In recent years, adversarial machine learning researchers have developed an impressive suite of attacks (and proposed defenses) for deep neural networks. Despite these advances, the field remains locked in a 'cat and mouse' cycle, where new defenses are proposed on a regular basis, only to be broken by more powerful adaptive attacks. In this talk, I describe our experience with this cycle and suggest a move towards more realistic threat models as a way out. I present our recent work on physical backdoor attacks, and how more realistic threat models are changing the way we think about backdoor attacks against DNNs.

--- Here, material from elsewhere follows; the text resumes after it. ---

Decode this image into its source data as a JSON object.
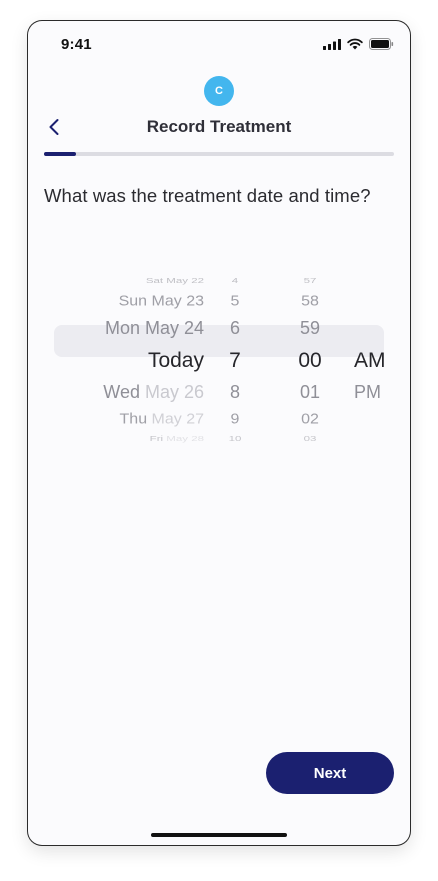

Emily Wenger is a fourth year computer science PhD student at the University of Chicago, advised by Ben Zhao and Heather Zheng. Her research focuses on security and privacy issues of machine learning systems. Her work has been published at top computer security (CCS, USENIX) and computer vision (CVPR) conferences and has been covered by media outlets including the New York Times, MIT Tech Review, and Nature. She is the recipient of the GFSD, Harvey, and Neubauer fellowships. Previously, she worked for the US Department of Defense and interned at Meta AI Research.